Initially you do wonder what Gabriel Burne is doing there, and did Julianna Margolies leave ‘e.r.’ for this? It’s distracting. But from initial, very shocking scene it’s very difficult not be looking at the screen. Characterisation is a minimal, and the tension is laid on thickly. You know it’s hackneyed, and that you’ve seen it before (you really have, it’s a remake and the plot of ‘Event Horizon’, but it’s a zippy little thing and for some reason deeply engrossing. And I have to say I didn’t see the twist coming (this from the guy who worked out ‘The Sixth Sense’ from the trailer).
Film Just before seeing ‘8 Mile’ I was listening to a radio review laud it for all the ‘gritty realism’. ‘Nil By Mouth’ had gritty realism. This is the Hollywood version. Yes, there are beatings, shootings and drub abuse, but director Curtis Hanson has brought a slick feel to them, dragging them into the mainstream, sanitizing them in a way for teenagers. This is supposed to be the semi-autobiographical story of Eminem’s early years.

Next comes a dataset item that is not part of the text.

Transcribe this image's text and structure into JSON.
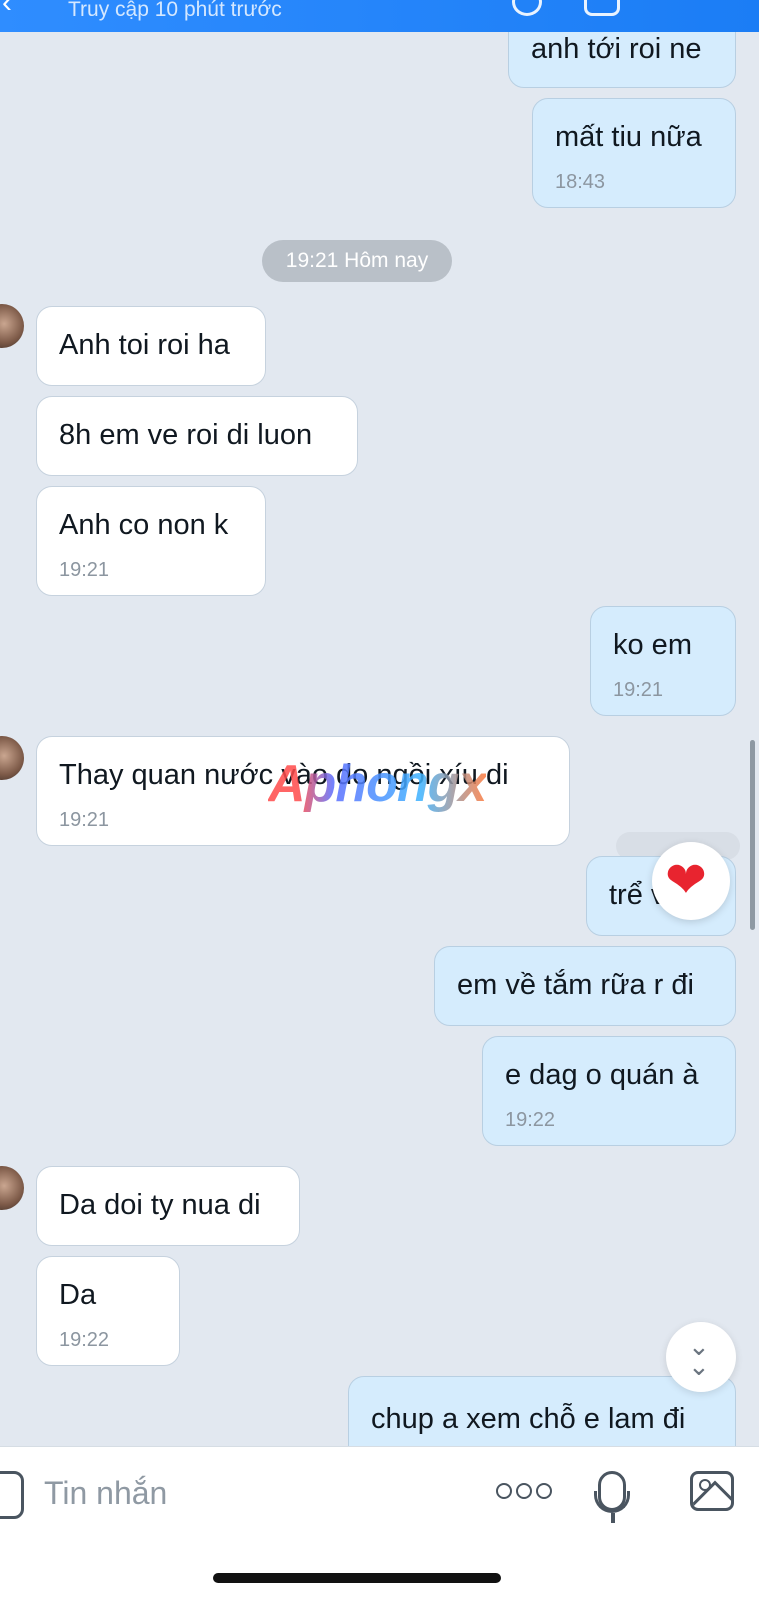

Actually it’s ‘Krush Groove’ for the naughties. For anyone not aware of that opus beyond the reference in ‘Dogma’, this was an Eighties celebration of rap music which followed which followed a Run DMCian group on their path to fame via the corrupting influence of the record companies, featuring a host of genre stars including ‘The Fat Boys’ as comedy relief. Rewatching a bit of this movie puts everything ‘8 Mile’ is supposed to be in some kind of perspective.

Weirdly it also has the structure of a standard fighting arts film in the mould of ‘Rocky’ and actually clearly ‘The Karate Kid’. It begins with a fight (in this case rapping) which doesn’t go to well, and the sportsman (in this case Eminem’s character, Rabbit) has to train throughout the film until he is able to take on his most powerful of opponents in the final scene. In those films montage sequences feature shadow boxing, here we see Rabbit hunched over a desk memorizing rhymes. At some point in those films he will be betrayed by a close friend (check), romance some girl (check) and find himself beaten up (yup). Unfortunately this leaves you in little doubt as to who will win. Gritty realism is not this predictable. I was also reminded for some reason of ‘Coyote Ugly’ but let’s not go there.
FilmCatch Me If You Can’ fulfills my theory about Spielberg in recent times. Whenever he’s trying to make a point about something (‘Armistad’, ‘Saving Private Ryan’, ‘AI’) his films are great to look at but not fabulously entertaining. When he’s just trying to make everyone happy and make the audience leave the cinema smiling rather than thinking, he’s on the game and you know your in for a decent show. This is one of those films.

I’ve always had a few issues with Leonardo Di Caprio. He’s a highly overrated performer, but he has that all important onscreen charisma, something which is all important in the part of a trickster. You have to instantly believe that he would be seventeen year old able and capable of doing these things and he pulls it off for the most part. Once again, Tom Hanks essays the straight man, a part he seems mostly comfortable in.

But there is a skism in the storytelling which hurts things slightly. Its about half an hour too long. When the story reaches its natural end in story telling terms it continues and shows us a bunch of stuff we don’t need to see, which could have been conveyed in the final information cards. When you see it, you’ll know what I mean. It feels tacked on, Di Caprio doesn’t look at all comfortable in them. But perhaps I’m being to harsh, because I always like films to have a definite end …